**EXERCISE BRIEF:**
Print every line below. Match each one exactly.

* * * * * * * * *

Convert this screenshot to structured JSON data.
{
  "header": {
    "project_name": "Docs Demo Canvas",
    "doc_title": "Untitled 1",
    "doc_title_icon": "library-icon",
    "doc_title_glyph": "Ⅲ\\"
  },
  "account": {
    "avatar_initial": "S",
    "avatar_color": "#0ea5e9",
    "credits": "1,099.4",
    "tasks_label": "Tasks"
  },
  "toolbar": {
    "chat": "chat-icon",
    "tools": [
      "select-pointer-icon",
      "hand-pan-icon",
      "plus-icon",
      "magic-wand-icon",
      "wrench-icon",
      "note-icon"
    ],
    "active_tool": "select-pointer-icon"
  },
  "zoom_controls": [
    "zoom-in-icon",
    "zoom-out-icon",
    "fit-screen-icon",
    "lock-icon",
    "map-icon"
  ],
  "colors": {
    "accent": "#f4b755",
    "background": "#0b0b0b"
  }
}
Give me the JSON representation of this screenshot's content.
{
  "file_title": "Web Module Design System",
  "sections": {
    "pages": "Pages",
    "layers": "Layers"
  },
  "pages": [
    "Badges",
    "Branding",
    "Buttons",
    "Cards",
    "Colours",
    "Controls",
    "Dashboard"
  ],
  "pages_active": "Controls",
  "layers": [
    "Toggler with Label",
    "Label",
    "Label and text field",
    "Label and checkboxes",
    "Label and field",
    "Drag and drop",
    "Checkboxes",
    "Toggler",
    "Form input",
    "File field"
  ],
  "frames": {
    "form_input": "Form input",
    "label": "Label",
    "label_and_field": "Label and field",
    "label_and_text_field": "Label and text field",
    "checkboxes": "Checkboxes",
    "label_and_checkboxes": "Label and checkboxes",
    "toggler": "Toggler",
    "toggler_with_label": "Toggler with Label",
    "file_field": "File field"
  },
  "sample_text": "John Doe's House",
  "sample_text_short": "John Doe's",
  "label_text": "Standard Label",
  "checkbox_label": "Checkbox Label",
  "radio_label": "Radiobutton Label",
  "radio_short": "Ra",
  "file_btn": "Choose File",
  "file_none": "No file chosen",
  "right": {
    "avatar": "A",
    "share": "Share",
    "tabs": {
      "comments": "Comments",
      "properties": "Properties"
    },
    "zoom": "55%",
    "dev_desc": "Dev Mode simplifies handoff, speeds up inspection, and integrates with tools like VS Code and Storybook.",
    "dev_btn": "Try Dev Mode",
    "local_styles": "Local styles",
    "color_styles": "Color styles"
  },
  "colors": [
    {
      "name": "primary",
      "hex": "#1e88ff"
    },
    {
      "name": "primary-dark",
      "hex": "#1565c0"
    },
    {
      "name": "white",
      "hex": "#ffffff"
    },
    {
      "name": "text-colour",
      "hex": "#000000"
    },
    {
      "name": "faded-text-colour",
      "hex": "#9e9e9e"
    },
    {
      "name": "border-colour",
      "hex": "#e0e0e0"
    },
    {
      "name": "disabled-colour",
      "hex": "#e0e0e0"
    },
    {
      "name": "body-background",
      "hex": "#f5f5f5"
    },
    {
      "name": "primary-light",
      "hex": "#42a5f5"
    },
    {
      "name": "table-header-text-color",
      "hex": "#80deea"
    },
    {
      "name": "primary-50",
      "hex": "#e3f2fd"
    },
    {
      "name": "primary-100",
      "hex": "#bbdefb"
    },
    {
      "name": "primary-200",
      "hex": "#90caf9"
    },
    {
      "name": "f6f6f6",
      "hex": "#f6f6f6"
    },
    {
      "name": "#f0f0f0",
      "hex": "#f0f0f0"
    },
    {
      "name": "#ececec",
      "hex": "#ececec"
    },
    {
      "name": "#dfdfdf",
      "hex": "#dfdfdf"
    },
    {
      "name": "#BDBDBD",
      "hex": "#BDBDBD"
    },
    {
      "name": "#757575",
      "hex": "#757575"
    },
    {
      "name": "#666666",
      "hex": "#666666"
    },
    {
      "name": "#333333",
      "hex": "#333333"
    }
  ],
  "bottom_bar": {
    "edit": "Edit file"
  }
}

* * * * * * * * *

**ANSWER TO THE EXERCISE:**
Convert this screenshot to structured JSON data.
{
  "header": {
    "project_name": "Docs Demo Canvas",
    "doc_title": "Untitled 1",
    "doc_title_icon": "library-icon",
    "doc_title_glyph": "Ⅲ\\"
  },
  "account": {
    "avatar_initial": "S",
    "avatar_color": "#0ea5e9",
    "credits": "1,099.4",
    "tasks_label": "Tasks"
  },
  "toolbar": {
    "chat": "chat-icon",
    "tools": [
      "select-pointer-icon",
      "hand-pan-icon",
      "plus-icon",
      "magic-wand-icon",
      "wrench-icon",
      "note-icon"
    ],
    "active_tool": "select-pointer-icon"
  },
  "zoom_controls": [
    "zoom-in-icon",
    "zoom-out-icon",
    "fit-screen-icon",
    "lock-icon",
    "map-icon"
  ],
  "colors": {
    "accent": "#f4b755",
    "background": "#0b0b0b"
  }
}
Give me the JSON representation of this screenshot's content.
{
  "file_title": "Web Module Design System",
  "sections": {
    "pages": "Pages",
    "layers": "Layers"
  },
  "pages": [
    "Badges",
    "Branding",
    "Buttons",
    "Cards",
    "Colours",
    "Controls",
    "Dashboard"
  ],
  "pages_active": "Controls",
  "layers": [
    "Toggler with Label",
    "Label",
    "Label and text field",
    "Label and checkboxes",
    "Label and field",
    "Drag and drop",
    "Checkboxes",
    "Toggler",
    "Form input",
    "File field"
  ],
  "frames": {
    "form_input": "Form input",
    "label": "Label",
    "label_and_field": "Label and field",
    "label_and_text_field": "Label and text field",
    "checkboxes": "Checkboxes",
    "label_and_checkboxes": "Label and checkboxes",
    "toggler": "Toggler",
    "toggler_with_label": "Toggler with Label",
    "file_field": "File field"
  },
  "sample_text": "John Doe's House",
  "sample_text_short": "John Doe's",
  "label_text": "Standard Label",
  "checkbox_label": "Checkbox Label",
  "radio_label": "Radiobutton Label",
  "radio_short": "Ra",
  "file_btn": "Choose File",
  "file_none": "No file chosen",
  "right": {
    "avatar": "A",
    "share": "Share",
    "tabs": {
      "comments": "Comments",
      "properties": "Properties"
    },
    "zoom": "55%",
    "dev_desc": "Dev Mode simplifies handoff, speeds up inspection, and integrates with tools like VS Code and Storybook.",
    "dev_btn": "Try Dev Mode",
    "local_styles": "Local styles",
    "color_styles": "Color styles"
  },
  "colors": [
    {
      "name": "primary",
      "hex": "#1e88ff"
    },
    {
      "name": "primary-dark",
      "hex": "#1565c0"
    },
    {
      "name": "white",
      "hex": "#ffffff"
    },
    {
      "name": "text-colour",
      "hex": "#000000"
    },
    {
      "name": "faded-text-colour",
      "hex": "#9e9e9e"
    },
    {
      "name": "border-colour",
      "hex": "#e0e0e0"
    },
    {
      "name": "disabled-colour",
      "hex": "#e0e0e0"
    },
    {
      "name": "body-background",
      "hex": "#f5f5f5"
    },
    {
      "name": "primary-light",
      "hex": "#42a5f5"
    },
    {
      "name": "table-header-text-color",
      "hex": "#80deea"
    },
    {
      "name": "primary-50",
      "hex": "#e3f2fd"
    },
    {
      "name": "primary-100",
      "hex": "#bbdefb"
    },
    {
      "name": "primary-200",
      "hex": "#90caf9"
    },
    {
      "name": "f6f6f6",
      "hex": "#f6f6f6"
    },
    {
      "name": "#f0f0f0",
      "hex": "#f0f0f0"
    },
    {
      "name": "#ececec",
      "hex": "#ececec"
    },
    {
      "name": "#dfdfdf",
      "hex": "#dfdfdf"
    },
    {
      "name": "#BDBDBD",
      "hex": "#BDBDBD"
    },
    {
      "name": "#757575",
      "hex": "#757575"
    },
    {
      "name": "#666666",
      "hex": "#666666"
    },
    {
      "name": "#333333",
      "hex": "#333333"
    }
  ],
  "bottom_bar": {
    "edit": "Edit file"
  }
}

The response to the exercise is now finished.